There are two points here: (1) We are sons and heirs, and (2) We are ONE son and heir, since we are one in Christ Jesus.  Who is God’s son?  Jesus.  Logical conclusion: we are Jesus.

Rational correction: Eeek, we’re not Jesus!

But wait.  Yes, we must be Jesus.  If we are to be worthy, if we are to be heirs, we cannot be anyone else than Jesus Christ.  My identity must be IN Christ; it must be wholly subsumed to Christ.  How can this be?  Well, I will be the HEIR of God precisely when I desire what my Father desires.  It is not OK, then, for me to want what I want, and follow Christ despite my ungodly desires.  No, I must aspire to desire all and only the things that the Father desires.  I must place myself at the mercy of my Father as a servant, and allow Him to treat me as an heir.

This, my friends, is precisely what I do every solemn sacrifice of the mass.  Indeed, it is aptly summarized by one of the prefaces to the Eucharistic offering, perhaps the most beautiful words I have ever heard:

So great was Your love that You gave us Your Son as our redeemer. You sent Him as One like ourselves, though free from sin, that You might see and love in us what You see and love in Christ.  Your gifts of grace, lost by disobedience, are now restored by the obedience of Your Son.

When God the Father sees in us what He sees in Christ, then His gifts to us — our inheritance — is restored.  We are sons, because the Son lives in us.  Thanks be to God!

 

Neither male nor female

A little Greek…

Πάντες γὰρ υἱοὶ Θεοῦ ἐστε διὰ τῆς πίστεως ἐν Χριστῷ Ἰησοῦ·  ὅσοι γὰρ εἰς Χριστὸν ἐβαπτίσθητε, Χριστὸν ἐνεδύσασθε. οὐκ ἔνι Ἰουδαῖος οὐδὲ Ἕλλην, οὐκ ἔνι δοῦλος οὐδὲ ἐλεύθερος, οὐκ ἔνι ἄρσεν καὶ θῆλυ· πάντες γὰρ ὑμεῖς εἷς ἐστε ἐν Χριστῷ Ἰησοῦ.

My translation: “For you are all now SONS of God because of faith in Christ Jesus.

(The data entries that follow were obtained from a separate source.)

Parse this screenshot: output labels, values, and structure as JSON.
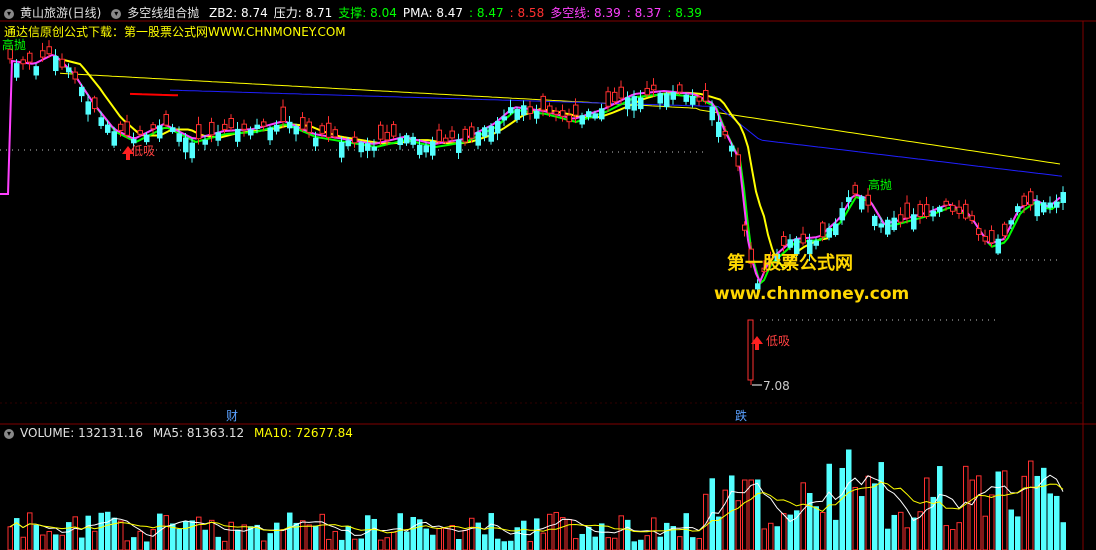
{
  "header": {
    "stock": "黄山旅游(日线)",
    "indicator": "多空线组合抛",
    "items": [
      {
        "label": "ZB2:",
        "value": "8.74",
        "color": "#ffffff"
      },
      {
        "label": "压力:",
        "value": "8.71",
        "color": "#ffffff"
      },
      {
        "label": "支撑:",
        "value": "8.04",
        "color": "#00ff00"
      },
      {
        "label": "PMA:",
        "value": "8.47",
        "color": "#ffffff"
      },
      {
        "label": ":",
        "value": "8.47",
        "color": "#00ff00"
      },
      {
        "label": ":",
        "value": "8.58",
        "color": "#ff3030"
      },
      {
        "label": "多空线:",
        "value": "8.39",
        "color": "#ff40ff"
      },
      {
        "label": ":",
        "value": "8.37",
        "color": "#ff40ff"
      },
      {
        "label": ":",
        "value": "8.39",
        "color": "#00ff00"
      }
    ],
    "notice": "通达信原创公式下载：第一股票公式网WWW.CHNMONEY.COM"
  },
  "chart_data": {
    "type": "candlestick",
    "price_annotations": {
      "low_buy_1": "低吸",
      "low_buy_2": "低吸",
      "high_sell": "高抛",
      "low_price": "7.08",
      "top_left": "高抛"
    },
    "event_markers": [
      "财",
      "跌"
    ],
    "watermark": {
      "line1": "第一股票公式网",
      "line2": "www.chnmoney.com"
    },
    "volume_header": {
      "label": "VOLUME: 132131.16",
      "ma5": "MA5: 81363.12",
      "ma10": "MA10: 72677.84"
    }
  },
  "colors": {
    "up": "#ff3030",
    "down": "#54ffff",
    "ma_yellow": "#ffff00",
    "ma_blue": "#2020ff",
    "ma_red": "#ff0000",
    "ma_magenta": "#ff40ff",
    "ma_green": "#00ff00",
    "grid": "#800000"
  }
}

After all, everyone baptized into Christ has put on Christ like a garment. There is no Jew nor Greek, slave nor free, male nor female — for you are all one in Christ Jesus.”

This passage is often used to deconstruct masculinity and femininity, but look what it says. We are all SONS. People who translate this “children of God” are missing the point. The Son was made complete/perfect through what he suffered. Just so, when we put on Christ, we are completed and brought to maturity only when we lay down our lives. This is something that we do AS Jew or Greek, slave or free, woman or man — but the fundamental reality behind it is the reality of SONSHIP.

We botch this in English, because “son”, for us, means merely “male child”. For the Greeks, though, “son” strongly implied “heir”. The Greeks would never call a “child” an heir, only a son. When people mistake this passage as a deconstruction of gender, they miss the radical nature of the passage: that women, slaves, and Greeks were invited to inherit the kingdom.  There isn’t the slightest notion that, once a slave has been baptized into Christ, they can abandon their master, or that, once a Greek is baptized into Christ, they equivalent to a Jew.

There is, however, a sense that these sub-identities (like male or female) are subsumed to our central New Covenant identity: the identity of a son.  My daughter is a daughter of Eve, but a “son” — which is to say, an heir — of the living God.  The power of this language is phenomenal, and yet it has become ordinary and casual in our ears, especially when we water it down and say that we are all “children” of God.

Children, schmildren.  We are sons.

So what is a son — aside from someone who receives the inheritance?  I’ll leave that question for my next post…